Most people only care about the action sequences. They do account for a large percentage of the screen time. The filmmakers create their own style here, and the action is never stagnant and dynamically moving forward through the environments right beside John. In many ways, the vignettes play out like a video game, so if you look at the film from that perspective, there are quite a number of levels. Although rain is prevalent throughout, thunder and lightning only interrupt and mark the time of one fight. I was more enthralled by the music that accompanies each battle. You can’t help but get excited as techno music pumps through the speakers in a club and perfectly follows the ebb and flow of the action. This kind of synchronicity repeats throughout the movie and involves music from Tyler Bates and Joel J. Richard as well as Marilyn Manson’s “Killing Strangers” and other songs. It’s nothing new to have music in time with the action, but the filmmakers use that technique quite effectively here to the point where I felt within myself the beats of the music and the flow of the action as they played off each other.
The intentional comedy perfectly lightens the mood at many points in the movie where it’s needed. Much of the humor has to do with John’s talent and how other characters react to him or his threats. John’s legendary skills remind me of the abilities of characters played by Liam Neeson in the Taken series and Denzel Washington in The Equalizer. The difference is that most people are smart enough to get away from John as fast as possible. The Russians refer to him as “Baba Yaga” or “The Boogeyman,” and Viggo knows that he means business. I love the mythology that the filmmakers created for this film with gold coins that have various uses and a hotel where hit men can take a breather. Those elements elevate John Wick above other action flicks into a place where I would like to see more stories set. I’d be interested to learn more about the hotel and some of the other characters in it.

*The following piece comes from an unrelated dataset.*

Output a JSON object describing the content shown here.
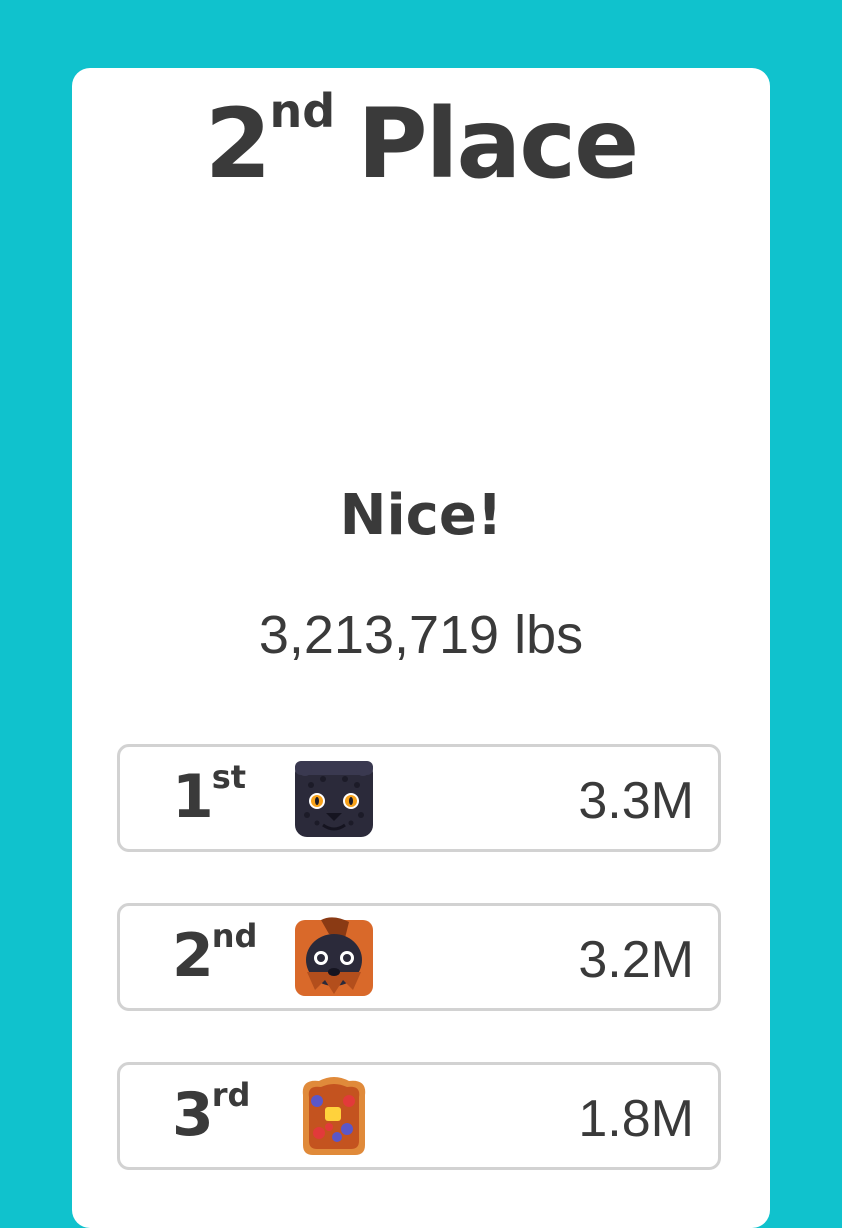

Despite my overall positive recommendation, I still found a few things that I didn’t appreciate that took my rating down a notch. I’m not fond of the storytelling technique in the opening segment. I found it to be a cheap way to catch my interest when the rest of the script did that well enough. In one scene, men with flashlights on their guns attack in the dark. That really makes no sense because it’s too easy to then find them and pick them off. John’s memories flood back in cuts so quick that you can’t focus on them. I’d rather see one or two solid memories that mean something. This is all nitpicking because the filmmakers made their mark with this flick and picked Reeves as the perfect star. John Wick is one of those movies that I would gladly watch again for both its action and its humor.